It’s tragic that people mistake right-leaning evangelical Protestantism for Christianity. And perhaps Hipp is pulling a political or marketing stunt in that vein. If he were known for such behavior, it would be his abuse of the spirit of the Rule that would be condemnable, but still not the CoC as written:
The entire rule is good and wholesome, and yet we make no enforcement of the more introspective aspects.
Everyone is free to use the SQLite source code, object code, and/or documentation regardless of their opinion of and adherence to this rule. SQLite has been and continues to be completely free to everyone, without precondition.
@jamesdasher respectfully, because they don’t deserve the benefit of the doubt. Their decision is so heavily encumbered with a religion that it can never be effective. Never. I’m a believer myself, and I appreciate the spirit of what they’re trying to accomplish, but a CoC is intended to ensure an open and welcome community, and they absolutely should have adopted an existing CoC.
@cleverdevil There's so much I'd like to ask about, and respond to, because this touches on about 47 of the things I'm fascinated by, but that conversation is better aided by frothy or fermented beverages.
Properly applied -- which would incude discussion among the core team and also occasional contributors, and probably the mailing list -- adopting something as classy and time-honored as the Rule, as the SQLite team appears to be adapting it, would be a fantastic homage to the spirit that animates the adoption of CoC's. But I defer to you about the ways that it was adopted, since, if it was as heavy-handed (or back-handed) as you indicate, it was tasteless and tacky, and a disservice both to the guiding spirit behind the Rule, and to the legitimate concerns of people for whom CoC's are a protective shield against, well, assholes.

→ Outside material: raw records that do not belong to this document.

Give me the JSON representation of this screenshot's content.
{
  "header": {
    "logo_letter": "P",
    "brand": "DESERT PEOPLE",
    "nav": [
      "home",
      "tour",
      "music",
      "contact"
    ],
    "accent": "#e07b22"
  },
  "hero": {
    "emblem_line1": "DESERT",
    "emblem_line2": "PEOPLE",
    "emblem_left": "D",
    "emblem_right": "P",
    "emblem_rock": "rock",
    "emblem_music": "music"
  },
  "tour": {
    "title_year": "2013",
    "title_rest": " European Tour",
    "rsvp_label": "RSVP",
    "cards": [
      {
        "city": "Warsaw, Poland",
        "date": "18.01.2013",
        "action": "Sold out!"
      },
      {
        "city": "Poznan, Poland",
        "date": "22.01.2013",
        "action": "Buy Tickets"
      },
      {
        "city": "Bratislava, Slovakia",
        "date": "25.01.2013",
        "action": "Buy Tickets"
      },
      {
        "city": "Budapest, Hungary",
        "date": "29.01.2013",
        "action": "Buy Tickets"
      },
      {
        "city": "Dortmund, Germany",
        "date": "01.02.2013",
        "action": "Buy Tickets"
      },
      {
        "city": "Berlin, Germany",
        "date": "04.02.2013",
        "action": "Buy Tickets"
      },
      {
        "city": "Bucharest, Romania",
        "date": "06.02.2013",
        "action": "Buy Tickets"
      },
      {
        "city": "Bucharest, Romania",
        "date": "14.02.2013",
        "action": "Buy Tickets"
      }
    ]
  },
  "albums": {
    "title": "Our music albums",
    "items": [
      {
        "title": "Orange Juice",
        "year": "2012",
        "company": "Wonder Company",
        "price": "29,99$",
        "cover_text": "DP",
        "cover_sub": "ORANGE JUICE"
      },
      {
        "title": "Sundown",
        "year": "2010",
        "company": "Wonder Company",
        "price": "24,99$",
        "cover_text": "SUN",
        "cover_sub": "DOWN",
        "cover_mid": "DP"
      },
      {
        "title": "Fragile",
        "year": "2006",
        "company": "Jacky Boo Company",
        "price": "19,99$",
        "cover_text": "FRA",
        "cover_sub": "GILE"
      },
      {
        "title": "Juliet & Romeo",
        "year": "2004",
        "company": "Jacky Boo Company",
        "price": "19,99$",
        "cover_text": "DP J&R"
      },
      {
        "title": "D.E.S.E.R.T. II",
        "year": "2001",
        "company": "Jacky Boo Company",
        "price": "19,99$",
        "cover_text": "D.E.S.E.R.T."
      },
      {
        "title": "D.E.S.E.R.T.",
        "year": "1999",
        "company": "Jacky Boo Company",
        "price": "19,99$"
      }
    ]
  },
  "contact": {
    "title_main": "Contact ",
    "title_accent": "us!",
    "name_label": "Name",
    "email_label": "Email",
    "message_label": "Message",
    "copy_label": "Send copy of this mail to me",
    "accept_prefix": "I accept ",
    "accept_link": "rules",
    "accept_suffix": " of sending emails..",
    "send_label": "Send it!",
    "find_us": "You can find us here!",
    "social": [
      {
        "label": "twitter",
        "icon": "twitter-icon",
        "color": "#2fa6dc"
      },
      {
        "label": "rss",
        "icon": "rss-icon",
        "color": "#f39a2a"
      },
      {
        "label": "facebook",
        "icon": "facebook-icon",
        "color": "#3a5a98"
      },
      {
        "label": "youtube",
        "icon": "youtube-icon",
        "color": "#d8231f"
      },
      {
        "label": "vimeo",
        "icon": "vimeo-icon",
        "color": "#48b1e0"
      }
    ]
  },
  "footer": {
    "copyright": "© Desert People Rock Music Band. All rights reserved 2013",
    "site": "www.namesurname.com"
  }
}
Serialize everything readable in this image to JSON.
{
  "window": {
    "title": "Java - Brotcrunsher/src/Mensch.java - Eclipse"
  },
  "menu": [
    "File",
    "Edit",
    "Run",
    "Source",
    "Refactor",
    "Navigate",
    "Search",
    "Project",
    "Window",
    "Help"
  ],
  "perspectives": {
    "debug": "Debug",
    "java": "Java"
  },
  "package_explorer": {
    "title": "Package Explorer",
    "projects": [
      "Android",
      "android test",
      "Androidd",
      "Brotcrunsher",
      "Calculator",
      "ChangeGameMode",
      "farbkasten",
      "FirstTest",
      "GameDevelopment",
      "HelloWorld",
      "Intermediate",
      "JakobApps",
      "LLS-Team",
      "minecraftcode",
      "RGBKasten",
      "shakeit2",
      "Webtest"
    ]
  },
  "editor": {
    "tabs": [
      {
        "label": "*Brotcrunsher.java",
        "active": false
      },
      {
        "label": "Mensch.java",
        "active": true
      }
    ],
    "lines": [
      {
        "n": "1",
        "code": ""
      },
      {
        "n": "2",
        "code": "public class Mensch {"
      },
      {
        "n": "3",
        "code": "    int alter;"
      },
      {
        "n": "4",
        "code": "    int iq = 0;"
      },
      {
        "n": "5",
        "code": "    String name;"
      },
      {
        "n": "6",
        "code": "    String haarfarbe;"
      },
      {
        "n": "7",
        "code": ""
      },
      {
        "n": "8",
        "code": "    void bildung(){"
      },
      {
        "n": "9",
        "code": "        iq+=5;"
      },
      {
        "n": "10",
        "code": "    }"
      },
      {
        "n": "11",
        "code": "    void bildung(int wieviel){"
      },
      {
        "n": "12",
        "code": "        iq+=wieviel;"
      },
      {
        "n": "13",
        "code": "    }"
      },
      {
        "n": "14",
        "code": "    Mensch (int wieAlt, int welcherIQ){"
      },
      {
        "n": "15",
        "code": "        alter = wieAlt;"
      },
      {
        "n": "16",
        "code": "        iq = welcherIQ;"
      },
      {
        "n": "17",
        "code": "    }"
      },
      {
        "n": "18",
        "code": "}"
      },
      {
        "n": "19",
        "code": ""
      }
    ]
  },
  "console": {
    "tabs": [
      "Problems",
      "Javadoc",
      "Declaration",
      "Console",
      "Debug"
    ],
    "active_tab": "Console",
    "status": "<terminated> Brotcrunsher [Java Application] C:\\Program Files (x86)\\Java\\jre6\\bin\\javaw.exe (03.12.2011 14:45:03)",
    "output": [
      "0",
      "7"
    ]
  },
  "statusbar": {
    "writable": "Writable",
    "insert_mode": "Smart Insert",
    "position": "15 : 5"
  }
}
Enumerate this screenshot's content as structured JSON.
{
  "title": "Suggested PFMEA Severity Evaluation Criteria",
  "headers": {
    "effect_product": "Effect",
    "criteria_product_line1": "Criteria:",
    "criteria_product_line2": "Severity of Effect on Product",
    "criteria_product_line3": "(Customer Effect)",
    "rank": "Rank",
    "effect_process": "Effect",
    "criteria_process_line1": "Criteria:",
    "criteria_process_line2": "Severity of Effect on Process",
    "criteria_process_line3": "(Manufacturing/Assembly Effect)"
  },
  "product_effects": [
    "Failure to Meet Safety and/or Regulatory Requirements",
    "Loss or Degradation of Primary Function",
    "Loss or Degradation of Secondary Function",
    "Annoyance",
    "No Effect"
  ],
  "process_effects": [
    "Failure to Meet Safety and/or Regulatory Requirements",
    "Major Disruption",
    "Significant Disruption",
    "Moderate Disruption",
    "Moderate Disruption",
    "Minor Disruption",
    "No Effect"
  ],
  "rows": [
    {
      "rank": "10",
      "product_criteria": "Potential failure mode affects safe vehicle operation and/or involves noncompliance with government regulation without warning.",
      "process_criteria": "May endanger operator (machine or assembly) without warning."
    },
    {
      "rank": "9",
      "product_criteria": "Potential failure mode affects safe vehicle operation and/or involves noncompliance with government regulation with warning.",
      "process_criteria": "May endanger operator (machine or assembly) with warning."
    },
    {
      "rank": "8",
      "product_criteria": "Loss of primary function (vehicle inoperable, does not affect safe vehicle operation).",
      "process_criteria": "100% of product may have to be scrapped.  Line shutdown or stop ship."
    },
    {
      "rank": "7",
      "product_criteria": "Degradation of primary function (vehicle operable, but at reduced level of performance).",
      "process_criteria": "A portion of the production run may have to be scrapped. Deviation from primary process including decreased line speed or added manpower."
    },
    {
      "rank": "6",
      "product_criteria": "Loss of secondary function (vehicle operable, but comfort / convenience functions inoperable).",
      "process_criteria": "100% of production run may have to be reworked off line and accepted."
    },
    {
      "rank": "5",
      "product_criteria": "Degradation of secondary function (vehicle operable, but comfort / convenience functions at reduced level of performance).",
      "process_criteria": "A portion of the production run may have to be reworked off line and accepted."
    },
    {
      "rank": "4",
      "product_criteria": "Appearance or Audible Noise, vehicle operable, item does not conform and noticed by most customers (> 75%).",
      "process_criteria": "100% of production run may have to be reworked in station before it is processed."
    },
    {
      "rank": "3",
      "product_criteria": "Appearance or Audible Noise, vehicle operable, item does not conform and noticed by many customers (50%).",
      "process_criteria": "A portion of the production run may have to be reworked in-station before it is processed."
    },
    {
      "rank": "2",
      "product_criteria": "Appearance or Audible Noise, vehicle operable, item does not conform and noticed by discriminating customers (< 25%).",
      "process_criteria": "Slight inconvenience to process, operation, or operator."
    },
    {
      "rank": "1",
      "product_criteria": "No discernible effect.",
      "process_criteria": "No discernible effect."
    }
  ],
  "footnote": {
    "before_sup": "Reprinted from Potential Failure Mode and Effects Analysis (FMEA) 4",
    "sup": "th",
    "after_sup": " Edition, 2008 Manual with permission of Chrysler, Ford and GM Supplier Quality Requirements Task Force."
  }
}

@cleverdevil Is “Code of Conduct” a euphemism for something I’m not aware of? Does the concept carry hidden baggage? I thought of it as the way a company or group was committing to treat people. I’d be honored to be treated by the golden rule no matter my personal faith commitment. And I fail to see how Christians cannot see through other eyes less than anyone else. Some of us are not cretins.
Also on: @cleverdevil